DATA FOR PROCESSING: Begin
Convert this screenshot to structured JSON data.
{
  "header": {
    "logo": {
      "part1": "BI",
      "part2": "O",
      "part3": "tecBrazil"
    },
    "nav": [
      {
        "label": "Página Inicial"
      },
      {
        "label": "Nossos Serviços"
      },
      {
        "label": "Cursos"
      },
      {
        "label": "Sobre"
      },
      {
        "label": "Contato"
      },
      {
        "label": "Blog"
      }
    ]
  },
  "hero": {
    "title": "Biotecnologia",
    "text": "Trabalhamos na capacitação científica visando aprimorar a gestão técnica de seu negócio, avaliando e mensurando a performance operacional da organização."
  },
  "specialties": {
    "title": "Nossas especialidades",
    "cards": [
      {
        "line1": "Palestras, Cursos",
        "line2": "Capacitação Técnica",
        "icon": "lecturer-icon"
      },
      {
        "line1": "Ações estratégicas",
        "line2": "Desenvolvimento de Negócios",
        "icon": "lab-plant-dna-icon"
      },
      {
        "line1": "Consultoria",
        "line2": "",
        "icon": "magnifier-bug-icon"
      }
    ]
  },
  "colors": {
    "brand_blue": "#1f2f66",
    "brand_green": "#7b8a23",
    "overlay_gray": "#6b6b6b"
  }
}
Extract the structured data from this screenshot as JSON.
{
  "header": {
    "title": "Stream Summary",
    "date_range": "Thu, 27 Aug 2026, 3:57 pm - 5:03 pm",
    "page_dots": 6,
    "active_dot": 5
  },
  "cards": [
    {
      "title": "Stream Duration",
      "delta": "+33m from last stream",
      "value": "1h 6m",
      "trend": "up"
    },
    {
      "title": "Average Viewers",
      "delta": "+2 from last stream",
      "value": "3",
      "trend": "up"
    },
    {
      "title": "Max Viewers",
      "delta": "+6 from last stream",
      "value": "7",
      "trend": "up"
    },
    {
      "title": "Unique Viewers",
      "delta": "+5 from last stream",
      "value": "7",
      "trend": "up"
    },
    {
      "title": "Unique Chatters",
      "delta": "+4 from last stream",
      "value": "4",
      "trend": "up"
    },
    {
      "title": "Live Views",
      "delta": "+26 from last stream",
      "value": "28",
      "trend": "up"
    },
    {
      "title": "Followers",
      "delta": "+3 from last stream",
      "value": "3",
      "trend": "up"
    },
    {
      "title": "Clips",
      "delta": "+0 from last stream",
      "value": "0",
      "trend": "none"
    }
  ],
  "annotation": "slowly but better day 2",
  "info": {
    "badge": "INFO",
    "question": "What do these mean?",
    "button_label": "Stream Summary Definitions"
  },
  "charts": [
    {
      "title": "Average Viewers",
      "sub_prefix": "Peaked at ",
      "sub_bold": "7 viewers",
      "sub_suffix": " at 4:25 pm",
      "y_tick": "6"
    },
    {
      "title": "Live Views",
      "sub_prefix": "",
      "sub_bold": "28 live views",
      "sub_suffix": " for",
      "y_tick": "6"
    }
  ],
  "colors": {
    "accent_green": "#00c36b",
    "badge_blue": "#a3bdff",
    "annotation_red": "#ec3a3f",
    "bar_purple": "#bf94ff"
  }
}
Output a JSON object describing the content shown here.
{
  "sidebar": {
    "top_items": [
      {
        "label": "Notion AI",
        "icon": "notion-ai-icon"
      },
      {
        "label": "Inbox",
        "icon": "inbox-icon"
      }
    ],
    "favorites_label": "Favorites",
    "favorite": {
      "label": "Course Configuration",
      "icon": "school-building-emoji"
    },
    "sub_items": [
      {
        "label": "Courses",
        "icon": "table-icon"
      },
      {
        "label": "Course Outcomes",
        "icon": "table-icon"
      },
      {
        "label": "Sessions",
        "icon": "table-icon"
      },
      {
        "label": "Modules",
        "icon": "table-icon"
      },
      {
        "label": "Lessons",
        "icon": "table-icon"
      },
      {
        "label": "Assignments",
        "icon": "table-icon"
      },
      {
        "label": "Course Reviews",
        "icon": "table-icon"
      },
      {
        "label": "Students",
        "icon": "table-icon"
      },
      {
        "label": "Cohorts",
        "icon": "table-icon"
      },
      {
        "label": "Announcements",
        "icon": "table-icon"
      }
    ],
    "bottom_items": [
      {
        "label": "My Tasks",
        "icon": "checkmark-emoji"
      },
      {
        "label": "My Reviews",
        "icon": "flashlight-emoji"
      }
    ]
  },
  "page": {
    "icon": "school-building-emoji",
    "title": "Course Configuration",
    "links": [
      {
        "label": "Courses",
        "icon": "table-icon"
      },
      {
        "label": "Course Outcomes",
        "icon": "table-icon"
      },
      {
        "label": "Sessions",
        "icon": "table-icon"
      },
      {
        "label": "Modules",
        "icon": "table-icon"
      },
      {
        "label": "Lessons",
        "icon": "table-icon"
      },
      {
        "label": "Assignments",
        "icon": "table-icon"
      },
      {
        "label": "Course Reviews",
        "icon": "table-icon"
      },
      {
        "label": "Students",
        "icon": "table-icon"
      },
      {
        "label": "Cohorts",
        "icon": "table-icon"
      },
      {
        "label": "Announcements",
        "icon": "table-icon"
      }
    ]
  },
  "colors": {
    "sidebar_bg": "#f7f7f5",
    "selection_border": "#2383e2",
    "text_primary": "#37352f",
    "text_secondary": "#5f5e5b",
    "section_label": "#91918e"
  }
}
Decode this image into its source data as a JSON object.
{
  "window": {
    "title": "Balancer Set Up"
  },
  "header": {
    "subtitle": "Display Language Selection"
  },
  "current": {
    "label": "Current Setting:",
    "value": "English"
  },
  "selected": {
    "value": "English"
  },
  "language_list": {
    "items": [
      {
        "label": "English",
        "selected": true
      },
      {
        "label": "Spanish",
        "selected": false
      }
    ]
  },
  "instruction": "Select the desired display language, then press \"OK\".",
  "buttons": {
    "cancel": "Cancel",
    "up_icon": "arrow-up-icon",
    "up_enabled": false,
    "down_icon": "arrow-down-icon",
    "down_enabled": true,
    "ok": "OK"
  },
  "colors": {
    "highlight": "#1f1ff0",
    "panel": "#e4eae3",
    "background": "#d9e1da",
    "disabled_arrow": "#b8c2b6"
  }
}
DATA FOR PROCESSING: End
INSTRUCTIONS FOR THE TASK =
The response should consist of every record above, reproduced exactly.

YOUR SOLUTION =
Convert this screenshot to structured JSON data.
{
  "header": {
    "logo": {
      "part1": "BI",
      "part2": "O",
      "part3": "tecBrazil"
    },
    "nav": [
      {
        "label": "Página Inicial"
      },
      {
        "label": "Nossos Serviços"
      },
      {
        "label": "Cursos"
      },
      {
        "label": "Sobre"
      },
      {
        "label": "Contato"
      },
      {
        "label": "Blog"
      }
    ]
  },
  "hero": {
    "title": "Biotecnologia",
    "text": "Trabalhamos na capacitação científica visando aprimorar a gestão técnica de seu negócio, avaliando e mensurando a performance operacional da organização."
  },
  "specialties": {
    "title": "Nossas especialidades",
    "cards": [
      {
        "line1": "Palestras, Cursos",
        "line2": "Capacitação Técnica",
        "icon": "lecturer-icon"
      },
      {
        "line1": "Ações estratégicas",
        "line2": "Desenvolvimento de Negócios",
        "icon": "lab-plant-dna-icon"
      },
      {
        "line1": "Consultoria",
        "line2": "",
        "icon": "magnifier-bug-icon"
      }
    ]
  },
  "colors": {
    "brand_blue": "#1f2f66",
    "brand_green": "#7b8a23",
    "overlay_gray": "#6b6b6b"
  }
}
Extract the structured data from this screenshot as JSON.
{
  "header": {
    "title": "Stream Summary",
    "date_range": "Thu, 27 Aug 2026, 3:57 pm - 5:03 pm",
    "page_dots": 6,
    "active_dot": 5
  },
  "cards": [
    {
      "title": "Stream Duration",
      "delta": "+33m from last stream",
      "value": "1h 6m",
      "trend": "up"
    },
    {
      "title": "Average Viewers",
      "delta": "+2 from last stream",
      "value": "3",
      "trend": "up"
    },
    {
      "title": "Max Viewers",
      "delta": "+6 from last stream",
      "value": "7",
      "trend": "up"
    },
    {
      "title": "Unique Viewers",
      "delta": "+5 from last stream",
      "value": "7",
      "trend": "up"
    },
    {
      "title": "Unique Chatters",
      "delta": "+4 from last stream",
      "value": "4",
      "trend": "up"
    },
    {
      "title": "Live Views",
      "delta": "+26 from last stream",
      "value": "28",
      "trend": "up"
    },
    {
      "title": "Followers",
      "delta": "+3 from last stream",
      "value": "3",
      "trend": "up"
    },
    {
      "title": "Clips",
      "delta": "+0 from last stream",
      "value": "0",
      "trend": "none"
    }
  ],
  "annotation": "slowly but better day 2",
  "info": {
    "badge": "INFO",
    "question": "What do these mean?",
    "button_label": "Stream Summary Definitions"
  },
  "charts": [
    {
      "title": "Average Viewers",
      "sub_prefix": "Peaked at ",
      "sub_bold": "7 viewers",
      "sub_suffix": " at 4:25 pm",
      "y_tick": "6"
    },
    {
      "title": "Live Views",
      "sub_prefix": "",
      "sub_bold": "28 live views",
      "sub_suffix": " for",
      "y_tick": "6"
    }
  ],
  "colors": {
    "accent_green": "#00c36b",
    "badge_blue": "#a3bdff",
    "annotation_red": "#ec3a3f",
    "bar_purple": "#bf94ff"
  }
}
Output a JSON object describing the content shown here.
{
  "sidebar": {
    "top_items": [
      {
        "label": "Notion AI",
        "icon": "notion-ai-icon"
      },
      {
        "label": "Inbox",
        "icon": "inbox-icon"
      }
    ],
    "favorites_label": "Favorites",
    "favorite": {
      "label": "Course Configuration",
      "icon": "school-building-emoji"
    },
    "sub_items": [
      {
        "label": "Courses",
        "icon": "table-icon"
      },
      {
        "label": "Course Outcomes",
        "icon": "table-icon"
      },
      {
        "label": "Sessions",
        "icon": "table-icon"
      },
      {
        "label": "Modules",
        "icon": "table-icon"
      },
      {
        "label": "Lessons",
        "icon": "table-icon"
      },
      {
        "label": "Assignments",
        "icon": "table-icon"
      },
      {
        "label": "Course Reviews",
        "icon": "table-icon"
      },
      {
        "label": "Students",
        "icon": "table-icon"
      },
      {
        "label": "Cohorts",
        "icon": "table-icon"
      },
      {
        "label": "Announcements",
        "icon": "table-icon"
      }
    ],
    "bottom_items": [
      {
        "label": "My Tasks",
        "icon": "checkmark-emoji"
      },
      {
        "label": "My Reviews",
        "icon": "flashlight-emoji"
      }
    ]
  },
  "page": {
    "icon": "school-building-emoji",
    "title": "Course Configuration",
    "links": [
      {
        "label": "Courses",
        "icon": "table-icon"
      },
      {
        "label": "Course Outcomes",
        "icon": "table-icon"
      },
      {
        "label": "Sessions",
        "icon": "table-icon"
      },
      {
        "label": "Modules",
        "icon": "table-icon"
      },
      {
        "label": "Lessons",
        "icon": "table-icon"
      },
      {
        "label": "Assignments",
        "icon": "table-icon"
      },
      {
        "label": "Course Reviews",
        "icon": "table-icon"
      },
      {
        "label": "Students",
        "icon": "table-icon"
      },
      {
        "label": "Cohorts",
        "icon": "table-icon"
      },
      {
        "label": "Announcements",
        "icon": "table-icon"
      }
    ]
  },
  "colors": {
    "sidebar_bg": "#f7f7f5",
    "selection_border": "#2383e2",
    "text_primary": "#37352f",
    "text_secondary": "#5f5e5b",
    "section_label": "#91918e"
  }
}
Decode this image into its source data as a JSON object.
{
  "window": {
    "title": "Balancer Set Up"
  },
  "header": {
    "subtitle": "Display Language Selection"
  },
  "current": {
    "label": "Current Setting:",
    "value": "English"
  },
  "selected": {
    "value": "English"
  },
  "language_list": {
    "items": [
      {
        "label": "English",
        "selected": true
      },
      {
        "label": "Spanish",
        "selected": false
      }
    ]
  },
  "instruction": "Select the desired display language, then press \"OK\".",
  "buttons": {
    "cancel": "Cancel",
    "up_icon": "arrow-up-icon",
    "up_enabled": false,
    "down_icon": "arrow-down-icon",
    "down_enabled": true,
    "ok": "OK"
  },
  "colors": {
    "highlight": "#1f1ff0",
    "panel": "#e4eae3",
    "background": "#d9e1da",
    "disabled_arrow": "#b8c2b6"
  }
}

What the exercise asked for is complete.